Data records
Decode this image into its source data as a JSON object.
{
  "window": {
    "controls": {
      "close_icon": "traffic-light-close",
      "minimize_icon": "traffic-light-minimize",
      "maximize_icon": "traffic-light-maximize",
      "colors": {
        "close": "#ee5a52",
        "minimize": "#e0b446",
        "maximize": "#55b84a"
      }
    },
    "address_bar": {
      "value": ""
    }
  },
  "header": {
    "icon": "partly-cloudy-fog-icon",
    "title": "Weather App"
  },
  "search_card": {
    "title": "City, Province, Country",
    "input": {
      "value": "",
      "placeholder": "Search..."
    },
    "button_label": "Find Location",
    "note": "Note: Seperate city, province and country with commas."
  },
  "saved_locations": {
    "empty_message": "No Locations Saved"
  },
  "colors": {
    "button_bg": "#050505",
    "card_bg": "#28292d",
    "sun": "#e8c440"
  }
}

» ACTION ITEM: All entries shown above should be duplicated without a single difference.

» COMPLETED EXERCISE:
Decode this image into its source data as a JSON object.
{
  "window": {
    "controls": {
      "close_icon": "traffic-light-close",
      "minimize_icon": "traffic-light-minimize",
      "maximize_icon": "traffic-light-maximize",
      "colors": {
        "close": "#ee5a52",
        "minimize": "#e0b446",
        "maximize": "#55b84a"
      }
    },
    "address_bar": {
      "value": ""
    }
  },
  "header": {
    "icon": "partly-cloudy-fog-icon",
    "title": "Weather App"
  },
  "search_card": {
    "title": "City, Province, Country",
    "input": {
      "value": "",
      "placeholder": "Search..."
    },
    "button_label": "Find Location",
    "note": "Note: Seperate city, province and country with commas."
  },
  "saved_locations": {
    "empty_message": "No Locations Saved"
  },
  "colors": {
    "button_bg": "#050505",
    "card_bg": "#28292d",
    "sun": "#e8c440"
  }
}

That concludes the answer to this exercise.